-------- Extracted material

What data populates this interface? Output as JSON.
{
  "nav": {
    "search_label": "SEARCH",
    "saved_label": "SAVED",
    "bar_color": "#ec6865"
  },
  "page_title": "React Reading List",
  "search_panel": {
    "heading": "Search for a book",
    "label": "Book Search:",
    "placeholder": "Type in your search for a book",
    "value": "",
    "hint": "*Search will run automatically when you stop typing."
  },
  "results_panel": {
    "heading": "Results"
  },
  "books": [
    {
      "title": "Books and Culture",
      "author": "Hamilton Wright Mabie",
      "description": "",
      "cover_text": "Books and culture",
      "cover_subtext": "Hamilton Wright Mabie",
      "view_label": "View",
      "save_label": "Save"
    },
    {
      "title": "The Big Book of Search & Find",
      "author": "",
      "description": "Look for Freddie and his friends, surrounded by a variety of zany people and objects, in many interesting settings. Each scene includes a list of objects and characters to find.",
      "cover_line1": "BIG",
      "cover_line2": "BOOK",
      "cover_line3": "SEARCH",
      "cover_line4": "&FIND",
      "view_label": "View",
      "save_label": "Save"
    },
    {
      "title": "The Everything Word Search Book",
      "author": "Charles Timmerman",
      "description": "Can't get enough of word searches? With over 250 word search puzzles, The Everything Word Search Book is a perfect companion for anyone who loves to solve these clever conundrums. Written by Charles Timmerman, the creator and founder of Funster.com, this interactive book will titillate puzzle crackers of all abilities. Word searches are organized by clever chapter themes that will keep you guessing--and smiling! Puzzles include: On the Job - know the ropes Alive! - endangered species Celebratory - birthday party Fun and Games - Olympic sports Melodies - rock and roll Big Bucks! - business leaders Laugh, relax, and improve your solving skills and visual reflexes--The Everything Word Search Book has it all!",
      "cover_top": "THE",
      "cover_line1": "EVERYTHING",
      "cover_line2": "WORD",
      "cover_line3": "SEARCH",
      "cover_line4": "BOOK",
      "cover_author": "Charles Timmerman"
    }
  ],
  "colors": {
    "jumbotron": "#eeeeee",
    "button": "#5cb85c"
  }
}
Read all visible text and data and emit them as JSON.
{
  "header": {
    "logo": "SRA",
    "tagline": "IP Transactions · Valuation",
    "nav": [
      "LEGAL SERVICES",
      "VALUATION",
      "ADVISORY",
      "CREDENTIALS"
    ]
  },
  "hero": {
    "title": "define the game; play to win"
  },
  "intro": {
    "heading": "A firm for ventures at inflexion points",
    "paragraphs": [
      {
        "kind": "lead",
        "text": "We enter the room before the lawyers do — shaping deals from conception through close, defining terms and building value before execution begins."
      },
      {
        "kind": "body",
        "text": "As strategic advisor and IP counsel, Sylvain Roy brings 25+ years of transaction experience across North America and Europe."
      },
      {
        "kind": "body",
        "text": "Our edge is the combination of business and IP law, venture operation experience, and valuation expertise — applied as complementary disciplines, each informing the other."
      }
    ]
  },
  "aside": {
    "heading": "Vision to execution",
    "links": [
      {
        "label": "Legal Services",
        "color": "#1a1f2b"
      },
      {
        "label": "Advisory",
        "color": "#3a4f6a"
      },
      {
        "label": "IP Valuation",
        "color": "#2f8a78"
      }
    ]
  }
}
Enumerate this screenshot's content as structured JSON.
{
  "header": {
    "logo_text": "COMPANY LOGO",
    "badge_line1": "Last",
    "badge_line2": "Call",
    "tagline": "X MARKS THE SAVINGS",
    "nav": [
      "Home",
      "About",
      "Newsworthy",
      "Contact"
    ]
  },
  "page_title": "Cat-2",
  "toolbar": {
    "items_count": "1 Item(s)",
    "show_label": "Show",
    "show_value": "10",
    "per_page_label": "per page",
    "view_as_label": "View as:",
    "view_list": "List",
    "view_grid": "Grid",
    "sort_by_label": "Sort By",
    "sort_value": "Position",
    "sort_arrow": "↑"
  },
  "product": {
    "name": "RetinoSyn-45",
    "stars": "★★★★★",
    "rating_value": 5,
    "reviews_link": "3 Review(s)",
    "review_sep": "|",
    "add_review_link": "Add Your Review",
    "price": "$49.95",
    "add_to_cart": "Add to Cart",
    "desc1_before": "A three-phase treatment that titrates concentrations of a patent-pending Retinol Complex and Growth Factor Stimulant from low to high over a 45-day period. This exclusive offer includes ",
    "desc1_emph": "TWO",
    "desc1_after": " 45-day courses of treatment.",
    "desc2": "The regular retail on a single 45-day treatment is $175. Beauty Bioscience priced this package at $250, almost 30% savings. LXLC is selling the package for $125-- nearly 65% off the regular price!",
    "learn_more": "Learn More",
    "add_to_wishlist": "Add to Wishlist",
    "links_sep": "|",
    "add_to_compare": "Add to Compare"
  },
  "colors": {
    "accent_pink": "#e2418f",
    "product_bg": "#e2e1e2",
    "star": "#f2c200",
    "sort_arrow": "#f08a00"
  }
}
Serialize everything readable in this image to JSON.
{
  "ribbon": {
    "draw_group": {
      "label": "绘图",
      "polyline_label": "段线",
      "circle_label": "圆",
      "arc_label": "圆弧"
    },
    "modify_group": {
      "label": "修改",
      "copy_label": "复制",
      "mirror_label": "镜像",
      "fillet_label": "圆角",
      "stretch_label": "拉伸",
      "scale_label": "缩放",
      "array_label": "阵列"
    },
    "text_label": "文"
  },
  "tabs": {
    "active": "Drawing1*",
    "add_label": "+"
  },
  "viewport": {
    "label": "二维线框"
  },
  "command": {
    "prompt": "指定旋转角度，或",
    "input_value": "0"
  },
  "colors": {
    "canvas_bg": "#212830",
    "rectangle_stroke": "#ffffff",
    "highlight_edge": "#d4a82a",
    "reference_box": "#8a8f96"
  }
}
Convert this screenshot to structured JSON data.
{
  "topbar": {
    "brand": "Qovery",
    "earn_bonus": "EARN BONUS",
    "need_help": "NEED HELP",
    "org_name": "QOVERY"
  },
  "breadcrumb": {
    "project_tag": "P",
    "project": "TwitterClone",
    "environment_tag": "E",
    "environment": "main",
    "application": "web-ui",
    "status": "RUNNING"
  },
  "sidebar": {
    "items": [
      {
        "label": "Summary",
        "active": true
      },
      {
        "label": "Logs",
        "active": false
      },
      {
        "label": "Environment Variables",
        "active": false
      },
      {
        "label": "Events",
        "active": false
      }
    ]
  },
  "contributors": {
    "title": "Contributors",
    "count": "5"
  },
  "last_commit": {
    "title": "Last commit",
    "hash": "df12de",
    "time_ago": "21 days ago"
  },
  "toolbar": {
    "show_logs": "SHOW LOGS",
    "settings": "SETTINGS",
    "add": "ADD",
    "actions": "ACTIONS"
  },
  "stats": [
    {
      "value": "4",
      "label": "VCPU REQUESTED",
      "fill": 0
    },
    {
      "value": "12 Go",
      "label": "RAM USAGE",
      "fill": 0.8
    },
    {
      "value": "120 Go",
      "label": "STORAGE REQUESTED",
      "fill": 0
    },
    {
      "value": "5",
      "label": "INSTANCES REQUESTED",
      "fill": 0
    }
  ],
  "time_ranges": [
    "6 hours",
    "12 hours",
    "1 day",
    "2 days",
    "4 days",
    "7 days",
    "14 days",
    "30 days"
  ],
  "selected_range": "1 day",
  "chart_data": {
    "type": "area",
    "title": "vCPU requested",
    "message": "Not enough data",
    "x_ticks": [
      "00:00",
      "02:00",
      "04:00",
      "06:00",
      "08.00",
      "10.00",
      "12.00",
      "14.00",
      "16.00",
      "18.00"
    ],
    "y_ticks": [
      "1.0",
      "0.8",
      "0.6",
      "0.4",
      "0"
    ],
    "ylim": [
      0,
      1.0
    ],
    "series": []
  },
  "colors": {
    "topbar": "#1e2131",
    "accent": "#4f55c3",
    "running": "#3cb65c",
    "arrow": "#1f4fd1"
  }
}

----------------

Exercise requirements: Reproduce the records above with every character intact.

Your response:
What data populates this interface? Output as JSON.
{
  "nav": {
    "search_label": "SEARCH",
    "saved_label": "SAVED",
    "bar_color": "#ec6865"
  },
  "page_title": "React Reading List",
  "search_panel": {
    "heading": "Search for a book",
    "label": "Book Search:",
    "placeholder": "Type in your search for a book",
    "value": "",
    "hint": "*Search will run automatically when you stop typing."
  },
  "results_panel": {
    "heading": "Results"
  },
  "books": [
    {
      "title": "Books and Culture",
      "author": "Hamilton Wright Mabie",
      "description": "",
      "cover_text": "Books and culture",
      "cover_subtext": "Hamilton Wright Mabie",
      "view_label": "View",
      "save_label": "Save"
    },
    {
      "title": "The Big Book of Search & Find",
      "author": "",
      "description": "Look for Freddie and his friends, surrounded by a variety of zany people and objects, in many interesting settings. Each scene includes a list of objects and characters to find.",
      "cover_line1": "BIG",
      "cover_line2": "BOOK",
      "cover_line3": "SEARCH",
      "cover_line4": "&FIND",
      "view_label": "View",
      "save_label": "Save"
    },
    {
      "title": "The Everything Word Search Book",
      "author": "Charles Timmerman",
      "description": "Can't get enough of word searches? With over 250 word search puzzles, The Everything Word Search Book is a perfect companion for anyone who loves to solve these clever conundrums. Written by Charles Timmerman, the creator and founder of Funster.com, this interactive book will titillate puzzle crackers of all abilities. Word searches are organized by clever chapter themes that will keep you guessing--and smiling! Puzzles include: On the Job - know the ropes Alive! - endangered species Celebratory - birthday party Fun and Games - Olympic sports Melodies - rock and roll Big Bucks! - business leaders Laugh, relax, and improve your solving skills and visual reflexes--The Everything Word Search Book has it all!",
      "cover_top": "THE",
      "cover_line1": "EVERYTHING",
      "cover_line2": "WORD",
      "cover_line3": "SEARCH",
      "cover_line4": "BOOK",
      "cover_author": "Charles Timmerman"
    }
  ],
  "colors": {
    "jumbotron": "#eeeeee",
    "button": "#5cb85c"
  }
}
Read all visible text and data and emit them as JSON.
{
  "header": {
    "logo": "SRA",
    "tagline": "IP Transactions · Valuation",
    "nav": [
      "LEGAL SERVICES",
      "VALUATION",
      "ADVISORY",
      "CREDENTIALS"
    ]
  },
  "hero": {
    "title": "define the game; play to win"
  },
  "intro": {
    "heading": "A firm for ventures at inflexion points",
    "paragraphs": [
      {
        "kind": "lead",
        "text": "We enter the room before the lawyers do — shaping deals from conception through close, defining terms and building value before execution begins."
      },
      {
        "kind": "body",
        "text": "As strategic advisor and IP counsel, Sylvain Roy brings 25+ years of transaction experience across North America and Europe."
      },
      {
        "kind": "body",
        "text": "Our edge is the combination of business and IP law, venture operation experience, and valuation expertise — applied as complementary disciplines, each informing the other."
      }
    ]
  },
  "aside": {
    "heading": "Vision to execution",
    "links": [
      {
        "label": "Legal Services",
        "color": "#1a1f2b"
      },
      {
        "label": "Advisory",
        "color": "#3a4f6a"
      },
      {
        "label": "IP Valuation",
        "color": "#2f8a78"
      }
    ]
  }
}
Enumerate this screenshot's content as structured JSON.
{
  "header": {
    "logo_text": "COMPANY LOGO",
    "badge_line1": "Last",
    "badge_line2": "Call",
    "tagline": "X MARKS THE SAVINGS",
    "nav": [
      "Home",
      "About",
      "Newsworthy",
      "Contact"
    ]
  },
  "page_title": "Cat-2",
  "toolbar": {
    "items_count": "1 Item(s)",
    "show_label": "Show",
    "show_value": "10",
    "per_page_label": "per page",
    "view_as_label": "View as:",
    "view_list": "List",
    "view_grid": "Grid",
    "sort_by_label": "Sort By",
    "sort_value": "Position",
    "sort_arrow": "↑"
  },
  "product": {
    "name": "RetinoSyn-45",
    "stars": "★★★★★",
    "rating_value": 5,
    "reviews_link": "3 Review(s)",
    "review_sep": "|",
    "add_review_link": "Add Your Review",
    "price": "$49.95",
    "add_to_cart": "Add to Cart",
    "desc1_before": "A three-phase treatment that titrates concentrations of a patent-pending Retinol Complex and Growth Factor Stimulant from low to high over a 45-day period. This exclusive offer includes ",
    "desc1_emph": "TWO",
    "desc1_after": " 45-day courses of treatment.",
    "desc2": "The regular retail on a single 45-day treatment is $175. Beauty Bioscience priced this package at $250, almost 30% savings. LXLC is selling the package for $125-- nearly 65% off the regular price!",
    "learn_more": "Learn More",
    "add_to_wishlist": "Add to Wishlist",
    "links_sep": "|",
    "add_to_compare": "Add to Compare"
  },
  "colors": {
    "accent_pink": "#e2418f",
    "product_bg": "#e2e1e2",
    "star": "#f2c200",
    "sort_arrow": "#f08a00"
  }
}
Serialize everything readable in this image to JSON.
{
  "ribbon": {
    "draw_group": {
      "label": "绘图",
      "polyline_label": "段线",
      "circle_label": "圆",
      "arc_label": "圆弧"
    },
    "modify_group": {
      "label": "修改",
      "copy_label": "复制",
      "mirror_label": "镜像",
      "fillet_label": "圆角",
      "stretch_label": "拉伸",
      "scale_label": "缩放",
      "array_label": "阵列"
    },
    "text_label": "文"
  },
  "tabs": {
    "active": "Drawing1*",
    "add_label": "+"
  },
  "viewport": {
    "label": "二维线框"
  },
  "command": {
    "prompt": "指定旋转角度，或",
    "input_value": "0"
  },
  "colors": {
    "canvas_bg": "#212830",
    "rectangle_stroke": "#ffffff",
    "highlight_edge": "#d4a82a",
    "reference_box": "#8a8f96"
  }
}
Convert this screenshot to structured JSON data.
{
  "topbar": {
    "brand": "Qovery",
    "earn_bonus": "EARN BONUS",
    "need_help": "NEED HELP",
    "org_name": "QOVERY"
  },
  "breadcrumb": {
    "project_tag": "P",
    "project": "TwitterClone",
    "environment_tag": "E",
    "environment": "main",
    "application": "web-ui",
    "status": "RUNNING"
  },
  "sidebar": {
    "items": [
      {
        "label": "Summary",
        "active": true
      },
      {
        "label": "Logs",
        "active": false
      },
      {
        "label": "Environment Variables",
        "active": false
      },
      {
        "label": "Events",
        "active": false
      }
    ]
  },
  "contributors": {
    "title": "Contributors",
    "count": "5"
  },
  "last_commit": {
    "title": "Last commit",
    "hash": "df12de",
    "time_ago": "21 days ago"
  },
  "toolbar": {
    "show_logs": "SHOW LOGS",
    "settings": "SETTINGS",
    "add": "ADD",
    "actions": "ACTIONS"
  },
  "stats": [
    {
      "value": "4",
      "label": "VCPU REQUESTED",
      "fill": 0
    },
    {
      "value": "12 Go",
      "label": "RAM USAGE",
      "fill": 0.8
    },
    {
      "value": "120 Go",
      "label": "STORAGE REQUESTED",
      "fill": 0
    },
    {
      "value": "5",
      "label": "INSTANCES REQUESTED",
      "fill": 0
    }
  ],
  "time_ranges": [
    "6 hours",
    "12 hours",
    "1 day",
    "2 days",
    "4 days",
    "7 days",
    "14 days",
    "30 days"
  ],
  "selected_range": "1 day",
  "chart_data": {
    "type": "area",
    "title": "vCPU requested",
    "message": "Not enough data",
    "x_ticks": [
      "00:00",
      "02:00",
      "04:00",
      "06:00",
      "08.00",
      "10.00",
      "12.00",
      "14.00",
      "16.00",
      "18.00"
    ],
    "y_ticks": [
      "1.0",
      "0.8",
      "0.6",
      "0.4",
      "0"
    ],
    "ylim": [
      0,
      1.0
    ],
    "series": []
  },
  "colors": {
    "topbar": "#1e2131",
    "accent": "#4f55c3",
    "running": "#3cb65c",
    "arrow": "#1f4fd1"
  }
}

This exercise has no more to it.